Main Page



Onguma Safari Camps


Make Canon EOS 7D
Lens Canon EF 100-400 mm f/4.5-5.6L IS USM   at 640 mm
Exposure 1/2000 s, f/7, ISO 400 
Image size 800 x 534 pixels

IOC Names

Order  Passeriformes   Family  Estrildidae

Deutsch  Blauastrild Dutch  Angolees Blauwfazantje
Italian  Cordon blu pettazzurro Spanish  Azulito angoleño


The blue waxbill (Uraeginthus angolensis) occurs in southern Africa from Cabinda and the Congo to Kenya and Tanzania in the east south to northern South Africa. The blue waxbill occurs in a variety of habitats but generally prefers well-watered and semi-arid savanna, particularly where umbrella thorns Vachellia tortilis grow, also occupying natural growth in cultivated land, mopane Colosphermum mopane and forest edges.The blue waxbill mainly eats grass seeds which are taken from the inflorescences, this is supplemented with termites and other insects. They have also been recorded eating the fallen fruits of Boscia albitrunca.[7] It is normally seen in pairs or family parties but it does form larger flocks which often mix in with flocks of other estrildids.[5] In the blue waxbill both sexes build the nest, which normally placed among the foliage of a bush or tree, especially umbrella thorn and sickle bush Dichrostachys cinerea. They often choose to build the nest near a wasps' nests such as Belonogaster juncea, there is no evidence that wasps deter nest predators, but the birds may use the presence wasp nests as a way of working out whether there are arboreal ants Psuedomyrmex spp in the tree, as if present they would deter nesting by any wasps or birds. Blue waxbills may also re-use the old nests of other birds. They breed all year round but egg laying usually peaks in January, tow months on from the onset of the rains in southern Africa. The clutch size is between 2-7, incubation is carried out by both sexes and takes 11–12 days. Both parents feed the chicks on green grass seeds and termites, until they fledge after 17–21 days. They are capable of fending for themselves a week after fledging, becoming fully independent a week later.

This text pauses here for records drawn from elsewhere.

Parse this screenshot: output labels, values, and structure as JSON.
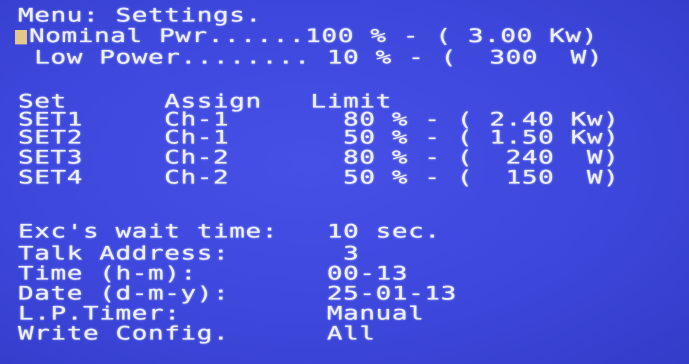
{
  "menu": {
    "title": "Menu: Settings."
  },
  "power": {
    "nominal": "Nominal Pwr......100 % - ( 3.00 Kw)",
    "low": " Low Power........ 10 % - (  300  W)"
  },
  "sets": {
    "header": "Set      Assign   Limit",
    "rows": [
      "SET1     Ch-1       80 % - ( 2.40 Kw)",
      "SET2     Ch-1       50 % - ( 1.50 Kw)",
      "SET3     Ch-2       80 % - (  240  W)",
      "SET4     Ch-2       50 % - (  150  W)"
    ]
  },
  "config": {
    "exc_wait": "Exc's wait time:   10 sec.",
    "talk_address": "Talk Address:       3",
    "time": "Time (h-m):        00-13",
    "date": "Date (d-m-y):      25-01-13",
    "lp_timer": "L.P.Timer:         Manual",
    "write_config": "Write Config.      All"
  },
  "colors": {
    "background": "#3d47dc",
    "text": "#eef0ff",
    "cursor": "#e2c98a"
  }
}
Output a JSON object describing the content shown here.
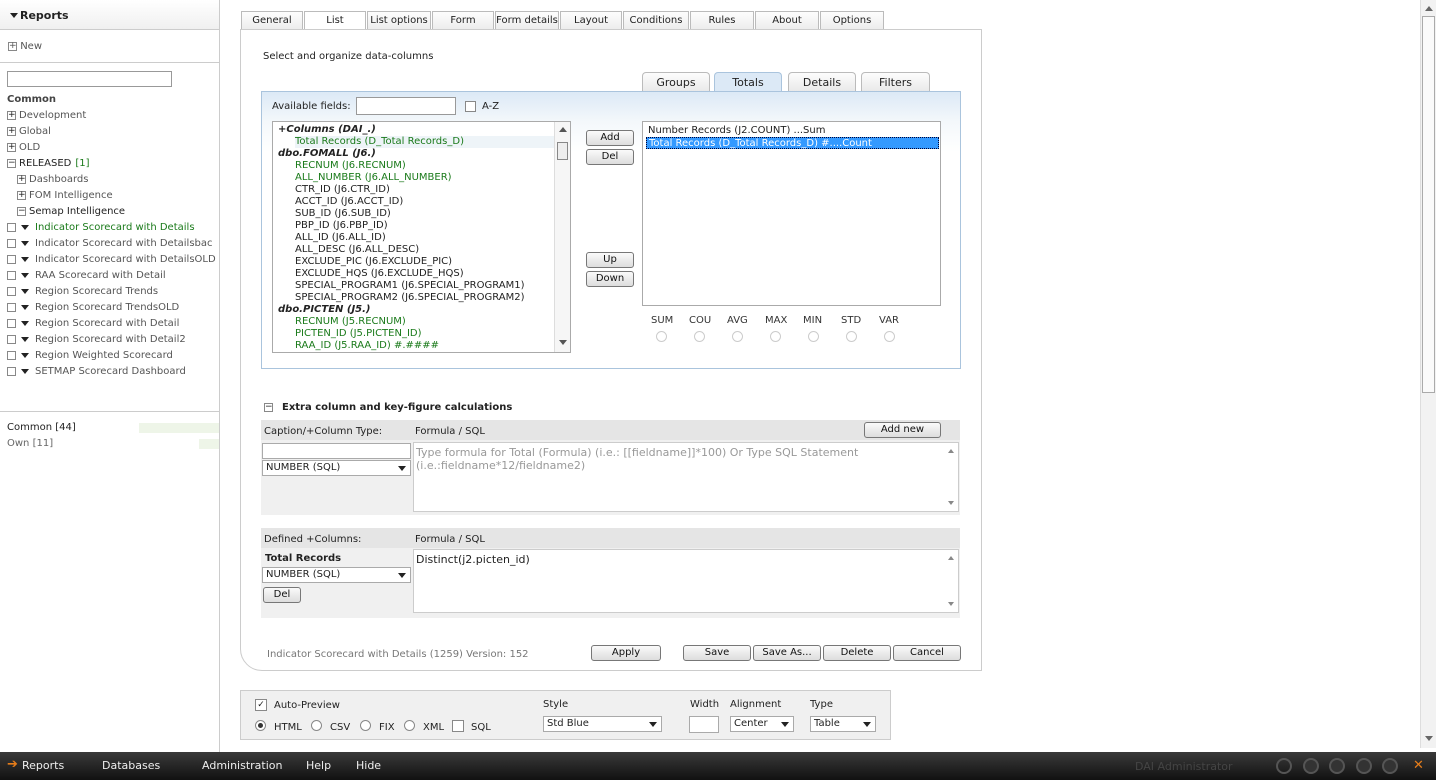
{
  "sidebar": {
    "title": "Reports",
    "new_label": "New",
    "section_label": "Common",
    "tree": [
      {
        "label": "Development",
        "indent": 0,
        "kind": "plus"
      },
      {
        "label": "Global",
        "indent": 0,
        "kind": "plus"
      },
      {
        "label": "OLD",
        "indent": 0,
        "kind": "plus"
      },
      {
        "label": "RELEASED",
        "count": "[1]",
        "indent": 0,
        "kind": "minus"
      },
      {
        "label": "Dashboards",
        "indent": 1,
        "kind": "plus"
      },
      {
        "label": "FOM Intelligence",
        "indent": 1,
        "kind": "plus"
      },
      {
        "label": "Semap Intelligence",
        "indent": 1,
        "kind": "minus"
      },
      {
        "label": "Indicator Scorecard with Details",
        "indent": 0,
        "kind": "report",
        "active": true
      },
      {
        "label": "Indicator Scorecard with Detailsbac",
        "indent": 0,
        "kind": "report"
      },
      {
        "label": "Indicator Scorecard with DetailsOLD",
        "indent": 0,
        "kind": "report"
      },
      {
        "label": "RAA Scorecard with Detail",
        "indent": 0,
        "kind": "report"
      },
      {
        "label": "Region Scorecard Trends",
        "indent": 0,
        "kind": "report"
      },
      {
        "label": "Region Scorecard TrendsOLD",
        "indent": 0,
        "kind": "report"
      },
      {
        "label": "Region Scorecard with Detail",
        "indent": 0,
        "kind": "report"
      },
      {
        "label": "Region Scorecard with Detail2",
        "indent": 0,
        "kind": "report"
      },
      {
        "label": "Region Weighted Scorecard",
        "indent": 0,
        "kind": "report"
      },
      {
        "label": "SETMAP Scorecard Dashboard",
        "indent": 0,
        "kind": "report"
      }
    ],
    "common_count": "Common [44]",
    "own_count": "Own [11]"
  },
  "tabs": [
    "General",
    "List",
    "List options",
    "Form",
    "Form details",
    "Layout",
    "Conditions",
    "Rules",
    "About",
    "Options"
  ],
  "active_tab": "List",
  "main": {
    "heading": "Select and organize data-columns",
    "subtabs": [
      "Groups",
      "Totals",
      "Details",
      "Filters"
    ],
    "available_label": "Available fields:",
    "az_label": "A-Z",
    "fields": [
      {
        "text": "+Columns (DAI_.)",
        "style": "group"
      },
      {
        "text": "Total Records (D_Total Records_D)",
        "style": "field-sel"
      },
      {
        "text": "dbo.FOMALL (J6.)",
        "style": "group"
      },
      {
        "text": "RECNUM (J6.RECNUM)",
        "style": "green"
      },
      {
        "text": "ALL_NUMBER (J6.ALL_NUMBER)",
        "style": "green"
      },
      {
        "text": "CTR_ID (J6.CTR_ID)",
        "style": "plain"
      },
      {
        "text": "ACCT_ID (J6.ACCT_ID)",
        "style": "plain"
      },
      {
        "text": "SUB_ID (J6.SUB_ID)",
        "style": "plain"
      },
      {
        "text": "PBP_ID (J6.PBP_ID)",
        "style": "plain"
      },
      {
        "text": "ALL_ID (J6.ALL_ID)",
        "style": "plain"
      },
      {
        "text": "ALL_DESC (J6.ALL_DESC)",
        "style": "plain"
      },
      {
        "text": "EXCLUDE_PIC (J6.EXCLUDE_PIC)",
        "style": "plain"
      },
      {
        "text": "EXCLUDE_HQS (J6.EXCLUDE_HQS)",
        "style": "plain"
      },
      {
        "text": "SPECIAL_PROGRAM1 (J6.SPECIAL_PROGRAM1)",
        "style": "plain"
      },
      {
        "text": "SPECIAL_PROGRAM2 (J6.SPECIAL_PROGRAM2)",
        "style": "plain"
      },
      {
        "text": "dbo.PICTEN (J5.)",
        "style": "group"
      },
      {
        "text": "RECNUM (J5.RECNUM)",
        "style": "green"
      },
      {
        "text": "PICTEN_ID (J5.PICTEN_ID)",
        "style": "green"
      },
      {
        "text": "RAA_ID (J5.RAA_ID) #.####",
        "style": "green"
      }
    ],
    "buttons": {
      "add": "Add",
      "del": "Del",
      "up": "Up",
      "down": "Down"
    },
    "selected": [
      {
        "text": "Number Records (J2.COUNT) ...Sum",
        "selected": false
      },
      {
        "text": "Total Records (D_Total Records_D) #....Count",
        "selected": true
      }
    ],
    "aggregates": [
      "SUM",
      "COU",
      "AVG",
      "MAX",
      "MIN",
      "STD",
      "VAR"
    ],
    "extra": {
      "title": "Extra column and key-figure calculations",
      "caption_header": "Caption/+Column Type:",
      "formula_header": "Formula / SQL",
      "add_new": "Add new",
      "type_value": "NUMBER (SQL)",
      "formula_placeholder": "Type formula for Total (Formula) (i.e.: [[fieldname]]*100) Or Type SQL Statement (i.e.:fieldname*12/fieldname2)",
      "defined_header": "Defined +Columns:",
      "defined_name": "Total Records",
      "defined_type": "NUMBER (SQL)",
      "defined_formula": "Distinct(j2.picten_id)",
      "del": "Del"
    },
    "footer": {
      "info": "Indicator Scorecard with Details (1259) Version: 152",
      "apply": "Apply",
      "save": "Save",
      "save_as": "Save As...",
      "delete": "Delete",
      "cancel": "Cancel"
    }
  },
  "preview": {
    "auto_preview": "Auto-Preview",
    "formats": [
      "HTML",
      "CSV",
      "FIX",
      "XML"
    ],
    "sql_label": "SQL",
    "style_label": "Style",
    "style_value": "Std Blue",
    "width_label": "Width",
    "alignment_label": "Alignment",
    "alignment_value": "Center",
    "type_label": "Type",
    "type_value": "Table"
  },
  "taskbar": {
    "items": [
      "Reports",
      "Databases",
      "Administration",
      "Help",
      "Hide"
    ],
    "user": "DAI Administrator"
  }
}
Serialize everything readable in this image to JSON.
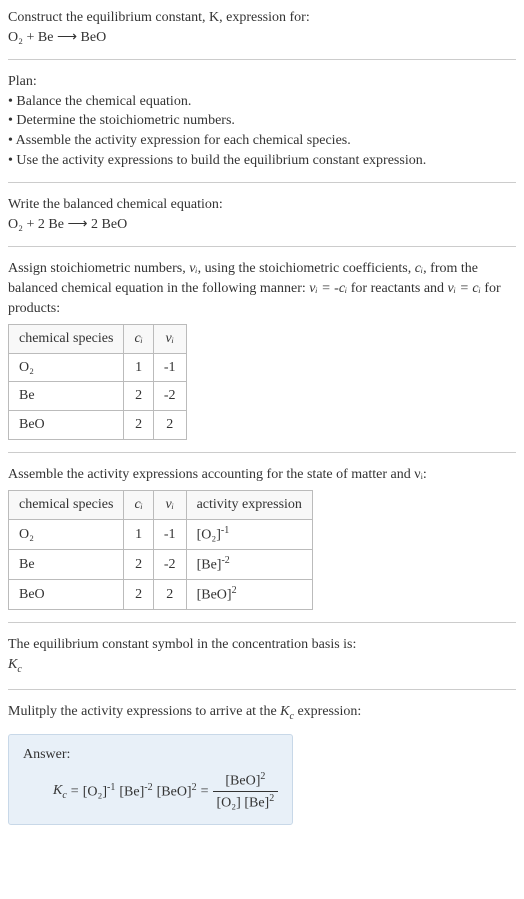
{
  "prompt": {
    "line1": "Construct the equilibrium constant, K, expression for:",
    "equation_lhs": "O₂ + Be",
    "arrow": "⟶",
    "equation_rhs": "BeO"
  },
  "plan": {
    "heading": "Plan:",
    "b1": "• Balance the chemical equation.",
    "b2": "• Determine the stoichiometric numbers.",
    "b3": "• Assemble the activity expression for each chemical species.",
    "b4": "• Use the activity expressions to build the equilibrium constant expression."
  },
  "balanced": {
    "heading": "Write the balanced chemical equation:",
    "lhs": "O₂ + 2 Be",
    "arrow": "⟶",
    "rhs": "2 BeO"
  },
  "stoich": {
    "text_part1": "Assign stoichiometric numbers, ",
    "nu": "νᵢ",
    "text_part2": ", using the stoichiometric coefficients, ",
    "ci": "cᵢ",
    "text_part3": ", from the balanced chemical equation in the following manner: ",
    "rel1": "νᵢ = -cᵢ",
    "text_part4": " for reactants and ",
    "rel2": "νᵢ = cᵢ",
    "text_part5": " for products:",
    "table": {
      "h1": "chemical species",
      "h2": "cᵢ",
      "h3": "νᵢ",
      "rows": [
        {
          "sp": "O₂",
          "c": "1",
          "v": "-1"
        },
        {
          "sp": "Be",
          "c": "2",
          "v": "-2"
        },
        {
          "sp": "BeO",
          "c": "2",
          "v": "2"
        }
      ]
    }
  },
  "activity": {
    "heading": "Assemble the activity expressions accounting for the state of matter and νᵢ:",
    "h1": "chemical species",
    "h2": "cᵢ",
    "h3": "νᵢ",
    "h4": "activity expression",
    "rows": [
      {
        "sp": "O₂",
        "c": "1",
        "v": "-1",
        "a_base": "[O₂]",
        "a_exp": "-1"
      },
      {
        "sp": "Be",
        "c": "2",
        "v": "-2",
        "a_base": "[Be]",
        "a_exp": "-2"
      },
      {
        "sp": "BeO",
        "c": "2",
        "v": "2",
        "a_base": "[BeO]",
        "a_exp": "2"
      }
    ]
  },
  "symbol": {
    "line1": "The equilibrium constant symbol in the concentration basis is:",
    "kc": "K",
    "kc_sub": "c"
  },
  "multiply": {
    "line": "Mulitply the activity expressions to arrive at the ",
    "kc": "K",
    "kc_sub": "c",
    "line2": " expression:"
  },
  "answer": {
    "label": "Answer:",
    "kc": "K",
    "kc_sub": "c",
    "eq": " = ",
    "t1_base": "[O₂]",
    "t1_exp": "-1",
    "t2_base": "[Be]",
    "t2_exp": "-2",
    "t3_base": "[BeO]",
    "t3_exp": "2",
    "eq2": " = ",
    "num_base": "[BeO]",
    "num_exp": "2",
    "den_t1": "[O₂]",
    "den_t2_base": "[Be]",
    "den_t2_exp": "2"
  }
}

  All photos are copyright protected. No use without express consent. Authors are grateful for comments.

Blue Waxbill
Uraeginthus angolensis
Cordonbleu de l’Angola